##### The input

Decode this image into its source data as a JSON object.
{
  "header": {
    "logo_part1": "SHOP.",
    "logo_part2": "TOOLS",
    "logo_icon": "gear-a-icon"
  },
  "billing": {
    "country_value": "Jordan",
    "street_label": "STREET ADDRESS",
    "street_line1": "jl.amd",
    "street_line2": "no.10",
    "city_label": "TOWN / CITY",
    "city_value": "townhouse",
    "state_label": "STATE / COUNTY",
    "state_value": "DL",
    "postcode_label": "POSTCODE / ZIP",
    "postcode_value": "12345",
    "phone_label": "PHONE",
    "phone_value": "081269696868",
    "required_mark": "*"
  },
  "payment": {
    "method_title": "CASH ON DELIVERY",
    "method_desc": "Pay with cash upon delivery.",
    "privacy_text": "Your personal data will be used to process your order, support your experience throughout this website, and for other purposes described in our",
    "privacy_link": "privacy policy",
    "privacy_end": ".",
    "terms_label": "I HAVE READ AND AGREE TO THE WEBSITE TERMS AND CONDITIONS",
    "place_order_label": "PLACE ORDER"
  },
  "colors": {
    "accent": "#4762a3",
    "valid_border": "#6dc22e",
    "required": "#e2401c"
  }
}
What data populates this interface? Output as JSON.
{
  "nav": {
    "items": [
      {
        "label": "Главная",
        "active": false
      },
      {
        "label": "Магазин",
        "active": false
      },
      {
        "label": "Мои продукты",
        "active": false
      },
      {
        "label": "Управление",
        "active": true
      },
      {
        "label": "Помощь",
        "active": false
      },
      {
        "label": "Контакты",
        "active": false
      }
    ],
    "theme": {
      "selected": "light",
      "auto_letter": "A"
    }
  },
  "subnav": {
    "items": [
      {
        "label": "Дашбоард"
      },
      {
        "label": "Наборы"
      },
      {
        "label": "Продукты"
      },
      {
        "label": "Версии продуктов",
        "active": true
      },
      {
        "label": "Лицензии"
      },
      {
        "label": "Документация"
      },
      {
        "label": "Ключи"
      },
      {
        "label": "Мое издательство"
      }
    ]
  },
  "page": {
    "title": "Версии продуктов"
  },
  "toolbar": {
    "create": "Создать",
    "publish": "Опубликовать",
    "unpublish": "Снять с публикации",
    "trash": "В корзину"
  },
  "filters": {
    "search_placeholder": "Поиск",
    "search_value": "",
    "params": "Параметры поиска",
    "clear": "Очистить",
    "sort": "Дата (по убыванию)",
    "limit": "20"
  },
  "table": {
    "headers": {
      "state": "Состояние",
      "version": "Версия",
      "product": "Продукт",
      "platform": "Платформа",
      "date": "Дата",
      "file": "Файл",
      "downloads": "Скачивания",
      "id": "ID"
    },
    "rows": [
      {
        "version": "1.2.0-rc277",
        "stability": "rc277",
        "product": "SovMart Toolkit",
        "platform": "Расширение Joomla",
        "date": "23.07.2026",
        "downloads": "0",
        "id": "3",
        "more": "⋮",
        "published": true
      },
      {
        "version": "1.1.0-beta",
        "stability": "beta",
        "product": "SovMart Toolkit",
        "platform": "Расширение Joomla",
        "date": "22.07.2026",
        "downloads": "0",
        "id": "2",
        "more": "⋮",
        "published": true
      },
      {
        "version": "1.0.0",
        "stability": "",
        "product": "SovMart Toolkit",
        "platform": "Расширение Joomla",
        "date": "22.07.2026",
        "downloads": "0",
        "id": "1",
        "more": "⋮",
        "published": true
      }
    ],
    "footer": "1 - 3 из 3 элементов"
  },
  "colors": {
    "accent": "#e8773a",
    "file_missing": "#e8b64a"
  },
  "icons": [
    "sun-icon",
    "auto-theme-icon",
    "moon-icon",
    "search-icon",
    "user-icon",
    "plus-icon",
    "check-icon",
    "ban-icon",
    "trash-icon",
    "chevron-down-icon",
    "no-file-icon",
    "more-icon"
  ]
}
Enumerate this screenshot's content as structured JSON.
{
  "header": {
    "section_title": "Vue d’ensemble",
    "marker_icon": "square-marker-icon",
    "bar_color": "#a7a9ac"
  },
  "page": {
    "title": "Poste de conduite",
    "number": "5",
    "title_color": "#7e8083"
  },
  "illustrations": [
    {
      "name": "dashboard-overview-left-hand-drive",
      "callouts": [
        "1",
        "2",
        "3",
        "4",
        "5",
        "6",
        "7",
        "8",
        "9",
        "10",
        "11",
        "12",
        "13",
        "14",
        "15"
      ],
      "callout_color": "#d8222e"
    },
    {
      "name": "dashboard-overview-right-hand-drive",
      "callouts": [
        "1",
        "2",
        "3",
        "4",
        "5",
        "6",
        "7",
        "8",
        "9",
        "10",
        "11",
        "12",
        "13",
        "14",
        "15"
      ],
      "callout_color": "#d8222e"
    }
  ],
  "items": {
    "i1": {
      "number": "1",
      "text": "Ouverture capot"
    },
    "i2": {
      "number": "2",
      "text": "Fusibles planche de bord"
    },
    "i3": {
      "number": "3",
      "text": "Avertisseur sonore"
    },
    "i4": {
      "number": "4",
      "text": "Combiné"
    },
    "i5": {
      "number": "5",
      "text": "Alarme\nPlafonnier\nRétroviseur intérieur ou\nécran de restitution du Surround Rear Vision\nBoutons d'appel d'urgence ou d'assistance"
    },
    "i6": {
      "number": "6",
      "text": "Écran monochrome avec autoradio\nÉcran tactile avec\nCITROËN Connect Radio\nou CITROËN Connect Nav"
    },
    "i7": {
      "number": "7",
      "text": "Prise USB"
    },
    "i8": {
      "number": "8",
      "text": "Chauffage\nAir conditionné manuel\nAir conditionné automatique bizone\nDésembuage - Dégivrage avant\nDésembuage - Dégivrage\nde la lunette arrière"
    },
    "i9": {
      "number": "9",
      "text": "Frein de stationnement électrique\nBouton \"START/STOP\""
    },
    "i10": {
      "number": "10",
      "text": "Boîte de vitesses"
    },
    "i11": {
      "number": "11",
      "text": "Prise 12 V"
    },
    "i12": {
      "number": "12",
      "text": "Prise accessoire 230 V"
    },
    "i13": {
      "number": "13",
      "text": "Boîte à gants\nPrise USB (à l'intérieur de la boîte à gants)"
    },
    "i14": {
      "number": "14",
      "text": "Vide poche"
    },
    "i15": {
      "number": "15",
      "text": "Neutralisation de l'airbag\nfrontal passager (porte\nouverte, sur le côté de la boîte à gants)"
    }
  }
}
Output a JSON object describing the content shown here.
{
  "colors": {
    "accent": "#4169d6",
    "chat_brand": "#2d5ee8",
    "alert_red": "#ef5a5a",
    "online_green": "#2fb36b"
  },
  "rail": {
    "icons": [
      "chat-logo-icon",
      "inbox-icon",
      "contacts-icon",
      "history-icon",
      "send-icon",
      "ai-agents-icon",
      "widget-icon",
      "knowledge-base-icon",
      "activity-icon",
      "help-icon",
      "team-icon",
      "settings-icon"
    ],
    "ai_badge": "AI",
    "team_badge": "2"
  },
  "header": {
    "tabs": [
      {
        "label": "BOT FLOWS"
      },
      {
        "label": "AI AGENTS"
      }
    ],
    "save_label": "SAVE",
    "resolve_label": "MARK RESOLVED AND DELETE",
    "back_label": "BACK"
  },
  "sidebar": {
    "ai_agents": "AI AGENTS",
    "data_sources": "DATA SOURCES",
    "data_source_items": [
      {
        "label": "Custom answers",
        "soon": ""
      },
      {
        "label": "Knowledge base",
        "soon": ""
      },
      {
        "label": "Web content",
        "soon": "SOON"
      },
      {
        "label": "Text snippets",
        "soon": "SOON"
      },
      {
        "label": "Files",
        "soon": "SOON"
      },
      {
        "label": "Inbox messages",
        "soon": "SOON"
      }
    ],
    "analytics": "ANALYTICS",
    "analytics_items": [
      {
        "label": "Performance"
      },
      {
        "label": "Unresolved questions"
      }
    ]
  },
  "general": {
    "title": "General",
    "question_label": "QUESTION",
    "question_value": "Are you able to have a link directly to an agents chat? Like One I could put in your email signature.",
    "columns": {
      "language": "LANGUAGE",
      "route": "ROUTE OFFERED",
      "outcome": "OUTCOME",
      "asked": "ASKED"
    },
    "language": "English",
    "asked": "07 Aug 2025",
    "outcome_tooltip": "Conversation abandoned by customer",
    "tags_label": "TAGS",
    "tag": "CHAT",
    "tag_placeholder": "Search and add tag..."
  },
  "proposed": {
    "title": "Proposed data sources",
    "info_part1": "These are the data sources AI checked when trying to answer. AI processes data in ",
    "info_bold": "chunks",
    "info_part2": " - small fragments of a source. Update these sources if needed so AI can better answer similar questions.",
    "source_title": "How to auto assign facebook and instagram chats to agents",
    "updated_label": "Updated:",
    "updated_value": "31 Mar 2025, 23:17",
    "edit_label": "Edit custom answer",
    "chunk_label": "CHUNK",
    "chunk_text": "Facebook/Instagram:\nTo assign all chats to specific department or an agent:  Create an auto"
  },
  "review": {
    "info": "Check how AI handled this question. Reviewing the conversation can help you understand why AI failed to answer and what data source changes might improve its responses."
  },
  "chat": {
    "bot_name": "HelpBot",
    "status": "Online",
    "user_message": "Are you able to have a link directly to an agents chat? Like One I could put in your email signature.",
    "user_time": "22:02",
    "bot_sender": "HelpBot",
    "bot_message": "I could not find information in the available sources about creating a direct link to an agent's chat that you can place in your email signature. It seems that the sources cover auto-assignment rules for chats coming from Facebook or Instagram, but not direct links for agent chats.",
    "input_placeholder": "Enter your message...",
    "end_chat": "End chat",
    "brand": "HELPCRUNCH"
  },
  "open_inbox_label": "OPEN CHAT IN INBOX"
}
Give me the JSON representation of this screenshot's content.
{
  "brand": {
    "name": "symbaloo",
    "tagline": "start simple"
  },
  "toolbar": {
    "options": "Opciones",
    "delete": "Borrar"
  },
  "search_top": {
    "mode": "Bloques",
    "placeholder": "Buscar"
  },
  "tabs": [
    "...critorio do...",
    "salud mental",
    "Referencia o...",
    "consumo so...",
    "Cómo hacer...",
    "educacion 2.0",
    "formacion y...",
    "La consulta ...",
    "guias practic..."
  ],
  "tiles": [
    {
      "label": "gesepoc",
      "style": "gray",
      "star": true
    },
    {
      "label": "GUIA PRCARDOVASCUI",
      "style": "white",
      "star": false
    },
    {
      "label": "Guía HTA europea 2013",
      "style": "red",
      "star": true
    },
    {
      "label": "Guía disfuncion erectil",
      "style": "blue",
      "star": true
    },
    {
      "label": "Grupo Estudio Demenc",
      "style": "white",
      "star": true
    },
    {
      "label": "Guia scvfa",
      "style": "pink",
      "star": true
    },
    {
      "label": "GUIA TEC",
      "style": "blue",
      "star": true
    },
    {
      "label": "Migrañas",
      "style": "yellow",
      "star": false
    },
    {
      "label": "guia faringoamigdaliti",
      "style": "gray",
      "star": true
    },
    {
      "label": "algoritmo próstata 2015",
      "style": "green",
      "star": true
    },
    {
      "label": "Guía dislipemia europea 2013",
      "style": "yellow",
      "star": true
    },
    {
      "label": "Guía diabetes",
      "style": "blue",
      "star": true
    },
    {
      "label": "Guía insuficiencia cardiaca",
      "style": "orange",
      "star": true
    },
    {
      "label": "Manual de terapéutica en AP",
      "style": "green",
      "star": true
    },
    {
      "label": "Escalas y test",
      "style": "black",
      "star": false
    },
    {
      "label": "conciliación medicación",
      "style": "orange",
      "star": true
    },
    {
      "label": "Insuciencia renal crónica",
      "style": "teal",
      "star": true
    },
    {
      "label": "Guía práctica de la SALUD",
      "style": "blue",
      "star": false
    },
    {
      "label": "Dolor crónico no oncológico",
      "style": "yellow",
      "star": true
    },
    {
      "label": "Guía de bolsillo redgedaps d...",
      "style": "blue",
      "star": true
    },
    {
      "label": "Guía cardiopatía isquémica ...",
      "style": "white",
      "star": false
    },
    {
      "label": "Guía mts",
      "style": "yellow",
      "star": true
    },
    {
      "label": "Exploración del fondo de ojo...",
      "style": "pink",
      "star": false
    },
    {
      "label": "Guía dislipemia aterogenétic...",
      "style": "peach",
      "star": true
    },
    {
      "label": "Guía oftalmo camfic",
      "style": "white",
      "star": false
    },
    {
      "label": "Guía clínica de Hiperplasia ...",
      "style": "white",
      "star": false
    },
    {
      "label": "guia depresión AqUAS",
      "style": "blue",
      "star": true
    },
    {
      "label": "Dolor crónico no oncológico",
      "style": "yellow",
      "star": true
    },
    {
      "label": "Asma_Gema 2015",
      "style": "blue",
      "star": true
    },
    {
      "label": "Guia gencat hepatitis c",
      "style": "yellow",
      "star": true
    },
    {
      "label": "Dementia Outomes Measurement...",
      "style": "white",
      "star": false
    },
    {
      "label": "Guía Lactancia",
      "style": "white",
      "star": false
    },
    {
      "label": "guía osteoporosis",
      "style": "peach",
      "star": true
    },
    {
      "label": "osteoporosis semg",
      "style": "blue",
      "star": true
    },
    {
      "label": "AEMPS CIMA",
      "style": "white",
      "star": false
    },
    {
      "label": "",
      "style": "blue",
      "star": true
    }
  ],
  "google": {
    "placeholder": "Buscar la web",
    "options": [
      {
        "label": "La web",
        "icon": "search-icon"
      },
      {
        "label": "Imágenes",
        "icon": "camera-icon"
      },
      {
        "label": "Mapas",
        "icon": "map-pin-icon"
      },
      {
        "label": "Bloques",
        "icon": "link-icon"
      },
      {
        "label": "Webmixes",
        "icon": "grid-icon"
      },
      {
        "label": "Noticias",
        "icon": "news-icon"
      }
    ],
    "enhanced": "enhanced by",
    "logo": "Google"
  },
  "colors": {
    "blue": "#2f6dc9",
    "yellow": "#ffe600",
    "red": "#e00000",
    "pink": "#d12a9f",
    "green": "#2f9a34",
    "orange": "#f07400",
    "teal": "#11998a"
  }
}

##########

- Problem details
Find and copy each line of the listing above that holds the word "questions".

- Task result
        "label": "Unresolved questions"
    "info_part2": " - small fragments of a source. Update these sources if needed so AI can better answer similar questions.",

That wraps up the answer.